Red Desert has been praised as one of the first films to deal with ecology and Antonioni made symbolic use of colours to contrast the oppressive greys of industrialisation with more vivid, natural colours. The director literally spray-painted some natural locales to reflect his main character’s changing states of mind and to fit in with the film’s colour code: “For the most part of the film, the reality was seen from the view of the woman who was neurotic, so that’s why I changed the colour of the backgrounds, the streets, everything.” (Antonioni, M, 1996.  The Architecture of Vision – Writings and Interviews on Cinema, p.308). He once described himself as a “filmmaker who paints” (Antonioni, M, 1996.  The Architecture of Vision – Writings and Interviews on Cinema, p.231).

An established author of several short stories, who wrote most of his film scripts, you always get a highly literate story underpinning Antonioni’s films.
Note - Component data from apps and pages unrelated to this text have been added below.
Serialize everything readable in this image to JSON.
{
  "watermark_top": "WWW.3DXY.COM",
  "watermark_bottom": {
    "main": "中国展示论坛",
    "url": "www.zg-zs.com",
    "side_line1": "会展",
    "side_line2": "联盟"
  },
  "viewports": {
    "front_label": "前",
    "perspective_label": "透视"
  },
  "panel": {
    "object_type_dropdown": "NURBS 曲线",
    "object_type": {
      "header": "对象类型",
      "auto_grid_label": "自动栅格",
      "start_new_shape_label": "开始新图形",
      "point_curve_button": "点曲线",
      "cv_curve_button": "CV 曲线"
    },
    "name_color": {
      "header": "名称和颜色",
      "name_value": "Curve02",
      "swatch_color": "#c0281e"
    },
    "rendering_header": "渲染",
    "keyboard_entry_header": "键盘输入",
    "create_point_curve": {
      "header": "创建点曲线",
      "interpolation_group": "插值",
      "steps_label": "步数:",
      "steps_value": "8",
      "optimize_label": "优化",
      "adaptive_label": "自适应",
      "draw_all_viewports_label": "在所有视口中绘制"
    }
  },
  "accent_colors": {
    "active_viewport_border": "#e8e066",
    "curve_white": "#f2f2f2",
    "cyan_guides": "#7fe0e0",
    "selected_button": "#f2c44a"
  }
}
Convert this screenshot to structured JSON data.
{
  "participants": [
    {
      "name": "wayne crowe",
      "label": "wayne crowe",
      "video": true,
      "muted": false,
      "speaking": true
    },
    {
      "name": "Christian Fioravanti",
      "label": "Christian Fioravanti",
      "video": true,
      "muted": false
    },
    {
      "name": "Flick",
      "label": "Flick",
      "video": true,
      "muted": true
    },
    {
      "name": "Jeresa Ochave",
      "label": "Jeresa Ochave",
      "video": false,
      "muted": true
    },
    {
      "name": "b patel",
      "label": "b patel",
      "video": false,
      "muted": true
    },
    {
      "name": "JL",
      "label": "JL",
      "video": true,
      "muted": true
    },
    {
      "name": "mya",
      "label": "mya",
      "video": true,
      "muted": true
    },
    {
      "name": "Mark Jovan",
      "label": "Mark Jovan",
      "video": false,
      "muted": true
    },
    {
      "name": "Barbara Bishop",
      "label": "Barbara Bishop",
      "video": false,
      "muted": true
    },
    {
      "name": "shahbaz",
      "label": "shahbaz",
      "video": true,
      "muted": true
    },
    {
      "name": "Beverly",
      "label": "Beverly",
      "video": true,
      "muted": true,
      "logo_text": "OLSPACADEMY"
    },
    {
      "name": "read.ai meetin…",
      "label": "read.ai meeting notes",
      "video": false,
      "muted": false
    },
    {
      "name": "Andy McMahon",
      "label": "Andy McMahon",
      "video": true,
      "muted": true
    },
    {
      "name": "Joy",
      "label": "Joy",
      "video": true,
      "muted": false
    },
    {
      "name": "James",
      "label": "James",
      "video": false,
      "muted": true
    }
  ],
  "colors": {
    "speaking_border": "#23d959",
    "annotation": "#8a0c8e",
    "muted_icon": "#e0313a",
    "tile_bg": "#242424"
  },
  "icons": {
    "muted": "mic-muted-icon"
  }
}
In Red Desert, he was revisiting the place where he spent his childhood, which had undergone what he called a “violent transformation of the countryside.” In his central character’s inability to adapt to these changes, he is representing some of the shock he felt to see the countryside he’d once loved change so radicallyh:“…there were immense groves of pine trees, very beautiful, which today are completely dead. Soon even the few that have survived will die and give way to factories, artificial waterways and docks.” (Antonioni, M, 1996.  The Architecture of Vision – Writings and Interviews on Cinema, p.284) People, he says, often suffer during such “violent transformations” which are like “revolutions”. “In the same way that some people suffer during a revolution, there is also a malaise connected to progress.” (Antonioni, M, 1996.  The Architecture of Vision – Writings and Interviews on Cinema, p.285)

Red Desert has captured a time of seismic change in European society, its ecological and philosophical messages embedded in a living, timeless story of a woman unable to adapt to the scale of changes she faces.

I will never forget Monica Vitti’s performance in this film, Antonioni’s cinematography of alienation and his mesmeric use of colour, as the vibrant colours of life wrestle in his landscapes against the colours of a living death.